1Group of Atmospheric Optics, Valladolid University, Valladolid, Spain
2Laboratoire d'Optique Amosphérique, Université des Sciences et Technologies de Lille, Villeneuve d'Ascq, France
3Izana Atmospheric Research Center, Spanish Meteorological Agency, Tenerife, Spain
Abstract. A sensitivity study of aerosol retrievals to the geometrical configuration of the ground-based sky radiometer observations is carried out through inversion tests. Specifically, this study is focused on principal plane and almucantar observations, since these geometries are employed in AERONET (AErosol RObotic NETwork). The following effects have been analyzed with simulated data for both geometries: sensitivity of the retrieval to variability of the observed scattering angle range, uncertainties in the assumptions of the aerosol vertical distribution, surface reflectance, possible instrument pointing errors, and the effects of the finite field of view. The synthetic observations of radiometer in the tests were calculated using a previous climatology data set of retrieved aerosol properties over three AERONET sites: Mongu (Zambia) for biomass burning aerosol, Goddard Space Flight Center (GSFC; Maryland, USA) for urban aerosol and Solar Village (Saudi Arabia) for desert dust aerosol. The results show that almucantar retrievals, in general, are more reliable than principal plane retrievals in presence of the analyzed error sources. This fact partially can be explained by practical advantages of the almucantar geometry: the symmetry between its left and right branches that helps to eliminate some observational uncertainties and the constant value of optical mass during the measurements, that make almucantar observations nearly independent of the vertical variability of aerosol. Nevertheless, almucantar retrievals present instabilities at high sun elevations due to the reduction of the scattering angle range coverage, resulting in decrease of information content. It is in such conditions that principal plane retrievals show a better stability, as shown by the simulation analysis of the three different aerosol models.

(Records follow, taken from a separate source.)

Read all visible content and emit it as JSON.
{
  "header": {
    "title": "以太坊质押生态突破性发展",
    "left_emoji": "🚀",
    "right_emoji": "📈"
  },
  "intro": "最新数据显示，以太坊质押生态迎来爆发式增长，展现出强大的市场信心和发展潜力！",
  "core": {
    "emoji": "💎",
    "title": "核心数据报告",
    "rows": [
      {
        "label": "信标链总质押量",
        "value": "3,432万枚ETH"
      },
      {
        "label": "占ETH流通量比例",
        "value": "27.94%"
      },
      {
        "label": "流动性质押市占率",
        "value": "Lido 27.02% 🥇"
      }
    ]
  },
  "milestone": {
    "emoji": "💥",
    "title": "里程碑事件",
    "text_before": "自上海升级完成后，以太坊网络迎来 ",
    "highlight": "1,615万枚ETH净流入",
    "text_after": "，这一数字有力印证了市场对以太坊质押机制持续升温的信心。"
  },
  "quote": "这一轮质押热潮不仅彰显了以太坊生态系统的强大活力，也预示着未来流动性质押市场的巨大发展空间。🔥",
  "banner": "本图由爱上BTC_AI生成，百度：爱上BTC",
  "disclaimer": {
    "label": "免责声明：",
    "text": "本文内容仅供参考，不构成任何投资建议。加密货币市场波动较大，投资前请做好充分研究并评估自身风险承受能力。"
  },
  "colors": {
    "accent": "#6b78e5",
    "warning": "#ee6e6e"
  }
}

The last part of the study is devoted to the identification of possible differences between the aerosol retrieval results obtained from real AERONET data using both geometries. In particular, we have compared AERONET retrievals at the same sites used in the simulation analysis: Mongu (biomass burning), GSFC (urban) and Solar Village (desert dust). Overall, this analysis shows robust consistency between the retrievals from simultaneous observations in principle plane and almucantar All identified differences are within the uncertainties estimated for the AERONET operational aerosol retrieval. The differences in the size distribution are generally under 10% for radii between 0.1 μm and 5 μm, and outside this size range, the differences can be as large as 50%. For the absorption parameters, i.e., single scattering albedo and the imaginary part of the refractive index, the differences are typically under 0.01 and 0.003, respectively. The real part of the refractive index showed a difference of 0.01 for biomass burning and urban aerosol, and a difference of around 0.03 for desert dust. Finally, it should be noted that the whole data set includes only 200 pairs, which have been taken under very stable atmospheric conditions; therefore, in a general case, differences between principal plane (PPL) and almucantar (ALM) are expected to be higher. Though the observed differences between ALM and PPL are rather small, it should be noted that this analysis has been conducted using a limited set of 200 observation pairs selected under stable atmospheric conditions.